*Exercise requirements*.
Give all of the listing again word for word, with images excluded.

*Data provided*.
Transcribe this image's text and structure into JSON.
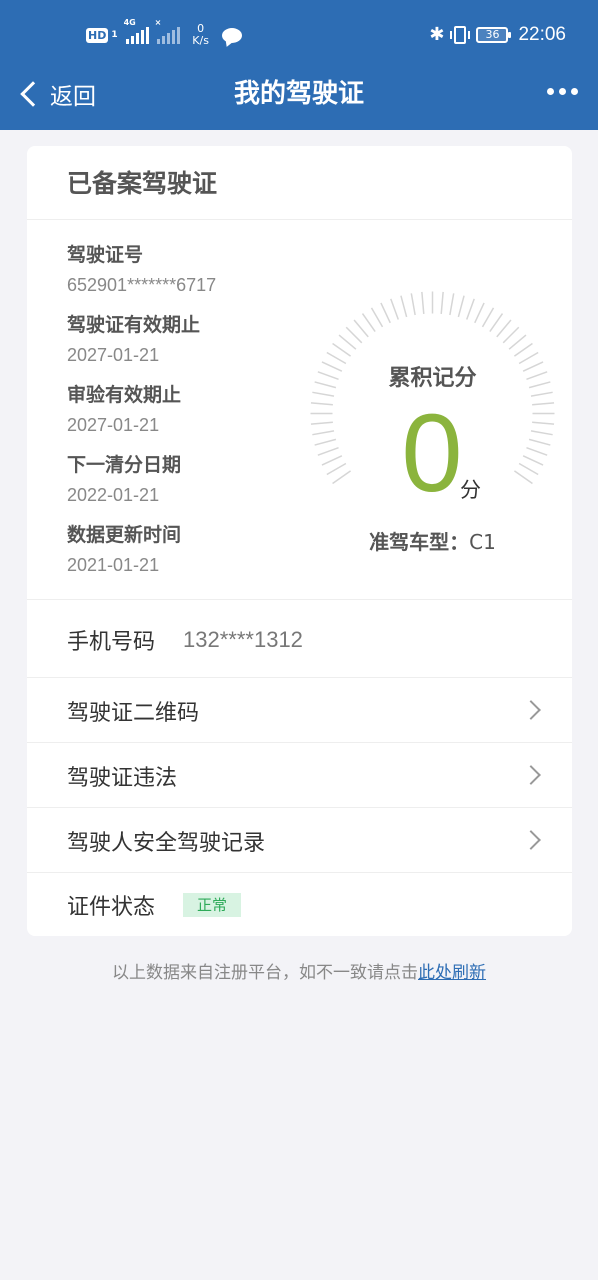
{
  "status_bar": {
    "hd": "HD",
    "hd_sub": "1",
    "network": "4G",
    "sim2_marker": "×",
    "speed_value": "0",
    "speed_unit": "K/s",
    "battery": "36",
    "time": "22:06"
  },
  "nav": {
    "back_label": "返回",
    "title": "我的驾驶证",
    "more_icon": "ellipsis-icon"
  },
  "card": {
    "title": "已备案驾驶证",
    "fields": [
      {
        "label": "驾驶证号",
        "value": "652901*******6717"
      },
      {
        "label": "驾驶证有效期止",
        "value": "2027-01-21"
      },
      {
        "label": "审验有效期止",
        "value": "2027-01-21"
      },
      {
        "label": "下一清分日期",
        "value": "2022-01-21"
      },
      {
        "label": "数据更新时间",
        "value": "2021-01-21"
      }
    ],
    "score": {
      "title": "累积记分",
      "value": "0",
      "unit": "分",
      "class_label": "准驾车型：",
      "class_value": "C1"
    },
    "phone": {
      "label": "手机号码",
      "value": "132****1312"
    },
    "links": [
      {
        "label": "驾驶证二维码"
      },
      {
        "label": "驾驶证违法"
      },
      {
        "label": "驾驶人安全驾驶记录"
      }
    ],
    "status": {
      "label": "证件状态",
      "value": "正常"
    }
  },
  "footer": {
    "text": "以上数据来自注册平台，如不一致请点击",
    "link": "此处刷新"
  },
  "colors": {
    "header": "#2d6db4",
    "score": "#8bb43d",
    "status_badge_bg": "#d8f3e2",
    "status_badge_text": "#2daa58"
  }
}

*Task solution*.
Transcribe this image's text and structure into JSON.
{
  "status_bar": {
    "hd": "HD",
    "hd_sub": "1",
    "network": "4G",
    "sim2_marker": "×",
    "speed_value": "0",
    "speed_unit": "K/s",
    "battery": "36",
    "time": "22:06"
  },
  "nav": {
    "back_label": "返回",
    "title": "我的驾驶证",
    "more_icon": "ellipsis-icon"
  },
  "card": {
    "title": "已备案驾驶证",
    "fields": [
      {
        "label": "驾驶证号",
        "value": "652901*******6717"
      },
      {
        "label": "驾驶证有效期止",
        "value": "2027-01-21"
      },
      {
        "label": "审验有效期止",
        "value": "2027-01-21"
      },
      {
        "label": "下一清分日期",
        "value": "2022-01-21"
      },
      {
        "label": "数据更新时间",
        "value": "2021-01-21"
      }
    ],
    "score": {
      "title": "累积记分",
      "value": "0",
      "unit": "分",
      "class_label": "准驾车型：",
      "class_value": "C1"
    },
    "phone": {
      "label": "手机号码",
      "value": "132****1312"
    },
    "links": [
      {
        "label": "驾驶证二维码"
      },
      {
        "label": "驾驶证违法"
      },
      {
        "label": "驾驶人安全驾驶记录"
      }
    ],
    "status": {
      "label": "证件状态",
      "value": "正常"
    }
  },
  "footer": {
    "text": "以上数据来自注册平台，如不一致请点击",
    "link": "此处刷新"
  },
  "colors": {
    "header": "#2d6db4",
    "score": "#8bb43d",
    "status_badge_bg": "#d8f3e2",
    "status_badge_text": "#2daa58"
  }
}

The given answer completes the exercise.